These tiny wasps are closely associated with the unusual fig inflorescence, an enclosed receptacle known as a syconium, which is a hollow sphere lined with hundreds of tiny flowers. One or more female pollinator wasps enter the fig through a small pore (the ostiole) and pollinate the flowers, laying eggs in some of them, and then (typically) die inside the fig. Pollinator wasp larvae develop in galls within the flowers, each consuming the contents of one would-be seed. After becoming adults, pollinator offspring then mate within the syconium and the females fly to another fig to oviposit and pollinate. Emerging males chew holes in galls containing the females and their telescopic abdominal segments are curled beneath the body so that the genitalia may be inserted into the galls. Unlike the females (which must travel to find a new host on which to lay eggs), male pollinator wasps are wingless (typically with vestigial eyes, antennae, and tarsi) and have highly specialized mouth parts for chewing females out of their galls, fighting with other males, and, most importantly, for chewing an exit tunnel for the inseminated female wasps to leave the syconium.

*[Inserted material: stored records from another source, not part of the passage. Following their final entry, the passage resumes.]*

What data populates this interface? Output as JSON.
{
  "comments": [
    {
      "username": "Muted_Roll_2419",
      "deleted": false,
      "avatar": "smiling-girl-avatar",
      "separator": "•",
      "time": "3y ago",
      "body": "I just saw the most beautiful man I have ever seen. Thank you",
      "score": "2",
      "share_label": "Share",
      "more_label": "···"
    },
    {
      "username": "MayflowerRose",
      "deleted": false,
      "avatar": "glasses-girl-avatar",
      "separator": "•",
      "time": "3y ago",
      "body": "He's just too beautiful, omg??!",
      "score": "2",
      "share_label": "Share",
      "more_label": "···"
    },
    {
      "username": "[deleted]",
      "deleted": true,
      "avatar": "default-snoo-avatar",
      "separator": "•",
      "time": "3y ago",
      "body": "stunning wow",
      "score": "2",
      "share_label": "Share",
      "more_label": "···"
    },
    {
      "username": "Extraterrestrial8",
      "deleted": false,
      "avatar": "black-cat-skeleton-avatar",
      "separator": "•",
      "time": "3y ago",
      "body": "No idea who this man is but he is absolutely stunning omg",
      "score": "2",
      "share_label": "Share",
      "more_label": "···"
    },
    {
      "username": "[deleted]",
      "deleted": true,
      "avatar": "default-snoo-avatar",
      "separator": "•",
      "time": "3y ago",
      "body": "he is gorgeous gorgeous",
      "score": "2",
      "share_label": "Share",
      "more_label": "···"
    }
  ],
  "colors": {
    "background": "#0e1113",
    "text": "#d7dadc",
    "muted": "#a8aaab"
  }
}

Although it was once believed that there was a strict one-to-one relationship between each Ficus fig species and a corresponding agaonid pollinator, it is now apparent that fig wasps have frequently colonized new species of figs to the point that many (possibly most) fig species are pollinated by more than one wasp species. In other cases, pollinator lineages have apparently diverged into two species on a single host species.The most common (although by no means the only) deviation from one-to-one specificity is the situation in which two pollinator taxa are geographically isolated across the host range. Given that interspecific hybridization and introgression appear to be widespread among figs, Machado et al. (2005) suggested that the best model for understanding the evolutionary dynamics of the fig-fig wasp mutualism is one in which groups of genetically well defined species of wasps coevolve with groups of genetically less well defined (frequently hybridizing) groups of figs.
Two major modes of fig pollination may be distinguished by differences in wasp behavior and morphology. Actively pollinating species remove pollen they have collected in special thoracic pollen pockets with their forelegs, depositing it on the stigmatic surface of the flower when laying eggs in a fraction of fig flowers. In contrast, passively pollinating species do not have functional pollen pockets or active pollination behavior and pollen is transported on the abdomen instead.
In monoecious fig species (i.e., those in which each individual tree functions as both a female and a male), all syconia are essentially the same and produce both seeds and pollen-dispersing wasps. In the case of functionally dioecious fig species (i.e., those in which different individual trees function as either males or females), female pollinator wasps are attracted to both gall and seed figs and pollinate both types, but their offspring only develop in gall figs (the seed figs produce only seeds, no wasps). Gall figs are functionally “male” because they yield the wasp larvae that disperse fig pollen as adults. Ovules that would otherwise produce seed instead serve to nourish wasp offspring. On the other hand, seed figs (which contain no male flowers) are functionally “female” because the styles are too long for the wasp ovipositors to reach the ovules, so viable seeds result from pollination. Conservative estimates suggest that fig wasps routinely disperse pollen over distances of over 10 km and that breeding populations of figs constitute hundreds of individuals spread over areas more than 100 square km.
Nonpollinators are also important components of fig wasp communities, having negative impacts on the mutualism. Three distinct guilds of nonpollinators have been identified: gall makers that attack figs from the exterior, gall makers that enter figs as do the pollinators, and parasitoids that attack other fig wasp larvae. Parasitoids have extraordinarily long ovipositors that are capable of piercing the fig receptacle.
(Weiblen 2002; Cook and Rasplus 2003; Machado et al. 2005; Marussich and Machado 2007 and references therein; Zavodna et al. 2007 and references therein; Lopez-Vaamonde et al. 2009; Moe et al. 2011)